* **The task**:
Find how many lines of the records hold the string "JSON" and reply with only that total.

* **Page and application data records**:

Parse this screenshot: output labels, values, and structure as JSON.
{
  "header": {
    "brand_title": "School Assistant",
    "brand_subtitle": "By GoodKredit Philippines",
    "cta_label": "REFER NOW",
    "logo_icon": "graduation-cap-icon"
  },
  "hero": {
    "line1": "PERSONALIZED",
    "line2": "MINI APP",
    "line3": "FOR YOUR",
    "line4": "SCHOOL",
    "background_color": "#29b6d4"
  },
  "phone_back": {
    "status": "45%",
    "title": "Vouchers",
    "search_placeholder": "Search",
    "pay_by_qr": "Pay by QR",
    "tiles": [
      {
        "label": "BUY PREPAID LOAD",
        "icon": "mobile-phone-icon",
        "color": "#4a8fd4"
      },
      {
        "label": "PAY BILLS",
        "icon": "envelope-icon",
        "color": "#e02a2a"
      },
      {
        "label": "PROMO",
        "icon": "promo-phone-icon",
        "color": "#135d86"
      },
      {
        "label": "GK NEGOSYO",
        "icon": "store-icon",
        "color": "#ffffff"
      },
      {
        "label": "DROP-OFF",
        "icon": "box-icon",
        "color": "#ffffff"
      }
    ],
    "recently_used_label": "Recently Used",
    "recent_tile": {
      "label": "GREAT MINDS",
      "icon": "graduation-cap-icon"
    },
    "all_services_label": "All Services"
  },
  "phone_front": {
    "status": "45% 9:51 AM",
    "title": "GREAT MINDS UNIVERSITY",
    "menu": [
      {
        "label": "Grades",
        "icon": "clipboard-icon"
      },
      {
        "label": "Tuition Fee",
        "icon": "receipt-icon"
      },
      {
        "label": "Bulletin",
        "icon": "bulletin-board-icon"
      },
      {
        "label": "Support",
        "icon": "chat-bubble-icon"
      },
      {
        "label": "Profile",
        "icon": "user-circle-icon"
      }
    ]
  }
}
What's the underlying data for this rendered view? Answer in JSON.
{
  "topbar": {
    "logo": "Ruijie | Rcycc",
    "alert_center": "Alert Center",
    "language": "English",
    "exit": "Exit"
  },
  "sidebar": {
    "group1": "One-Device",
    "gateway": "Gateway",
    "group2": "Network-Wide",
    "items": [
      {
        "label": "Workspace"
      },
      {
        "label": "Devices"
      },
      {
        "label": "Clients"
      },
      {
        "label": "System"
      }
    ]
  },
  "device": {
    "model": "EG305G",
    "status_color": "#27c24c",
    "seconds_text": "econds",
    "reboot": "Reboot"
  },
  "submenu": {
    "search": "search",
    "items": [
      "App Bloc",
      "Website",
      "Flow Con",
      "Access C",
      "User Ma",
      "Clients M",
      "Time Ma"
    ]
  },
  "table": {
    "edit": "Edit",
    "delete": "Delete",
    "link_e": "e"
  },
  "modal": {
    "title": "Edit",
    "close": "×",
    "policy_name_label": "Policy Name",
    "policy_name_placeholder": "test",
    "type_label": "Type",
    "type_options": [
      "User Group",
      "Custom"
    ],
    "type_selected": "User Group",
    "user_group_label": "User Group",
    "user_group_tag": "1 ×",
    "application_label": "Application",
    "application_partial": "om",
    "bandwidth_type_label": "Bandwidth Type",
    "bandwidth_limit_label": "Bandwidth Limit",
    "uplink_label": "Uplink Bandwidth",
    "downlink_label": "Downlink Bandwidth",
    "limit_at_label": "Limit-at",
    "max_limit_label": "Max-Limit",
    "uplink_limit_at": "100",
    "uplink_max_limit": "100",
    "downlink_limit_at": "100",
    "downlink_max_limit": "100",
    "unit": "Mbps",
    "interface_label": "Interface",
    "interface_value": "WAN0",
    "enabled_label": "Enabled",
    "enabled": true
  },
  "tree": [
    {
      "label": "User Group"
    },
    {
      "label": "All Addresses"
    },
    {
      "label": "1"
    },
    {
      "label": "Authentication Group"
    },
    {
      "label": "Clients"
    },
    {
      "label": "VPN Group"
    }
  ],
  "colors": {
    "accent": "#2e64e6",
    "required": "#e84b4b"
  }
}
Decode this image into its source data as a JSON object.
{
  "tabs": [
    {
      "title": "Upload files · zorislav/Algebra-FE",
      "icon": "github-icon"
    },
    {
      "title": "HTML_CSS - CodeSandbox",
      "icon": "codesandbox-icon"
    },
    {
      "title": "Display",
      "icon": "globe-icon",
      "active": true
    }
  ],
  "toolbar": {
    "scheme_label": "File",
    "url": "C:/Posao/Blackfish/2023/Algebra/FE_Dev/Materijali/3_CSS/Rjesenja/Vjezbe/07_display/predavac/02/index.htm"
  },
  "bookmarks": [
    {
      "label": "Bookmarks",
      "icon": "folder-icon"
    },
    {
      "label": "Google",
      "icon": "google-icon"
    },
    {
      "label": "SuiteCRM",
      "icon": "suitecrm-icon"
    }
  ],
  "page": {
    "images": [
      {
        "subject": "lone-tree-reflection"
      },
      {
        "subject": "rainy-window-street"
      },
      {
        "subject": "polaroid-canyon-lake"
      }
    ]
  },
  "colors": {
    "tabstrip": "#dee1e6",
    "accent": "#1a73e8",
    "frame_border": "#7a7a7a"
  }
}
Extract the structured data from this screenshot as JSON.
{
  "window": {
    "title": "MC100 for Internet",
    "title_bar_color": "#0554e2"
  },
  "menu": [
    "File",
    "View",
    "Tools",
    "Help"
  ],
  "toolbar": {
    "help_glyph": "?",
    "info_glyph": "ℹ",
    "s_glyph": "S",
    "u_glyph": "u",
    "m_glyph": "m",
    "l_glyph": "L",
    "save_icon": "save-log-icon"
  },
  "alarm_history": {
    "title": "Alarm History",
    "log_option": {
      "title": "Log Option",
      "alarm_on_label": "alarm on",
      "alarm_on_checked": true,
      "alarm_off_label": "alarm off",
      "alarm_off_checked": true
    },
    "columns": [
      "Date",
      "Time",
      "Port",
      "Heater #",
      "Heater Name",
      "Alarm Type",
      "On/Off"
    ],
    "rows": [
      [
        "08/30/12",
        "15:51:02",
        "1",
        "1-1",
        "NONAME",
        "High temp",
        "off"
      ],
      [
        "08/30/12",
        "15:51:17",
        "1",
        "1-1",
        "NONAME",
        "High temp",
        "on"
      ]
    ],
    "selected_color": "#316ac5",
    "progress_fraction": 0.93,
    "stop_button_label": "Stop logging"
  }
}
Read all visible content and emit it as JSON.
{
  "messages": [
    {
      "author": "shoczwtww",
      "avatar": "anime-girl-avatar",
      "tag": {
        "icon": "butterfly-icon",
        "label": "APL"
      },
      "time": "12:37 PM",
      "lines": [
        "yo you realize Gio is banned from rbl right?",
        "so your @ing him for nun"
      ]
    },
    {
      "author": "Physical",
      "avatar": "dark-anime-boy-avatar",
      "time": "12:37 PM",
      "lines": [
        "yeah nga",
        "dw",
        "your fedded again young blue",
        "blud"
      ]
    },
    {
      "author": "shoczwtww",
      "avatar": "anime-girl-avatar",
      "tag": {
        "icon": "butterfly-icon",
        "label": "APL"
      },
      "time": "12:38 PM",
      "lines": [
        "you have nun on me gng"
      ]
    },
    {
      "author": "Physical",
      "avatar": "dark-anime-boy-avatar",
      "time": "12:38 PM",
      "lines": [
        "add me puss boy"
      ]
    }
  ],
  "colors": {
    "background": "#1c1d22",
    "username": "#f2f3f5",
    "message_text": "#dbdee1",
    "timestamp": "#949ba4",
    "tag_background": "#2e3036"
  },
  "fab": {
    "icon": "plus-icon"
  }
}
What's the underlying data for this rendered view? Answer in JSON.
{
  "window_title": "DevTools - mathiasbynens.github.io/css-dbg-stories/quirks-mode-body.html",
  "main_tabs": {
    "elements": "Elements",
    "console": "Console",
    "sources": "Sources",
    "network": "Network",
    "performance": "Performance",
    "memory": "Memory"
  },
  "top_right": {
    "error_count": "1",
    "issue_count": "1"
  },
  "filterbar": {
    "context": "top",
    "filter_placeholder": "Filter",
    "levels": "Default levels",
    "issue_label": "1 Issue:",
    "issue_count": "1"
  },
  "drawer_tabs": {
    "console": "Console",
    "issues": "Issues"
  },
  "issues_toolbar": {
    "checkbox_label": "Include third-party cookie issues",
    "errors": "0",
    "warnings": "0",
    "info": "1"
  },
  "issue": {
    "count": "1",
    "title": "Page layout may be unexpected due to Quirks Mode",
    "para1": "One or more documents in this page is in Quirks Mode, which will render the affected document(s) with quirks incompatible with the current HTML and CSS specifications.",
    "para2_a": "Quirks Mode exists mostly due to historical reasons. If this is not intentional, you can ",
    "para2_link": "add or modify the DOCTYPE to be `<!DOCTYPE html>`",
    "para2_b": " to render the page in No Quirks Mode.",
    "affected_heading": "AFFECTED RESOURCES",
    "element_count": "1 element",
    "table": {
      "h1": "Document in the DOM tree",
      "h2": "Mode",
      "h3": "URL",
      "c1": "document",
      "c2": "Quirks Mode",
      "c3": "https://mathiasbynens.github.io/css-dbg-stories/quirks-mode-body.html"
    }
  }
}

* **Exercise result**:
6